CURTIS, William (1746-1799)
Flora Londinensis; or, Plates and Descriptions of such Plants as grow wild in the Environs of London
London: printed for and sold by the Author & B.White & Son (vol.I), for the author (vol.II), [1775-]1777-1798. 2 volumes, folio. (17 7/8 x 11 inches). Engraved oval title vignette to vol.I, 432 hand-coloured engraved plates, after Sydenham Edwards, James Sowerby and William Kilburn, with some plates printed in colours and hand-coloured, as issued. 2pp. subscriber list in vol. 1, general index to fascicules 1-3 in vol. 1 and part indices to fascicules 4-6 in vol. 2. Plates in vol. 1 with period manuscript numbering in the lower left corner of each plate.
Contemporary full tree calf, covers with a gilt roll tool border, upper covers with central arms in gilt of Lord Willoughby de Broke, expertly rebacked to style, flat spine in seven compartments divided by gilt roll tools, red and green morocco labels in the second and fourth compartments, the others with a repeat overall decoration in gilt
Provenance: John Peyto-Verney, Lord Willoughby de Broke (1738-1816, arms in gilt on the upper cover); Robert John Verney, Lord Willoughby de Broke (1809-1862, armorial bookplate)
Rare first edition of the first English colour-plate national flora: a large copy with wide margins to both plates and text.
Curtis, with the support of Lord Bute, published the first part in 1775. For "ten years he continued ... at his congenial but unremunerative task, [and] by 1787, the results of his labour were two splendid folio volumes and a deficit that made the continuance of his venture impossible. He understood the cause of the trouble and saw the remedy: if his clients refused to buy folio pictures of the unassuming plants that grew by the wayside, he would win their patronage with octavo engravings of the bright flowers that filled their gardens. Thus, in 1787, The Botanical Magazine was born" (Blunt. p.212). The success of the magazine allowed Curtis to continue the publication of the Flora Londiniensis, the former, as Curtis put it, providing the "pudding", the latter the greater satisfaction and the critical acclaim from his peers. The majority of the illustrations in the first volume are by William Kilburn with the rest of the plates divided between James Sowerby and Sydenham Edwards. The present copy, includes the "Catalogue of certain plants, growing wild in the environs of Settle" (here bound in the second volume). Unusually, the second volume here includes the three individual fascicule indices which were often discarded.

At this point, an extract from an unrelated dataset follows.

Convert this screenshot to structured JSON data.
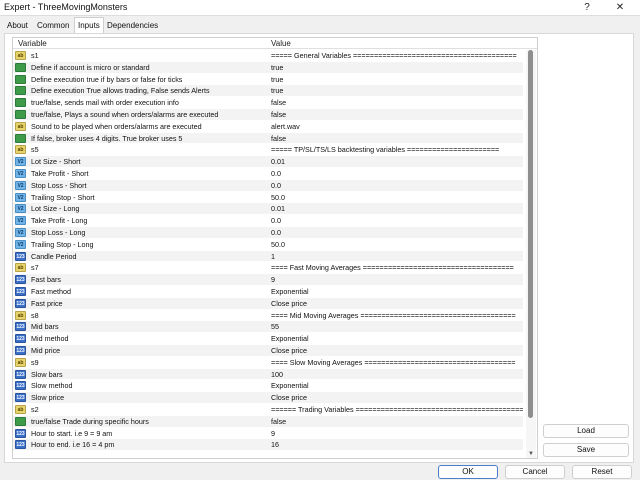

Dunthorne 87; Great Flower Books (1990) p.88; Henrey III, 595; Hunt 650; Nissen BBI 439; Stafleu & Cowan 1286.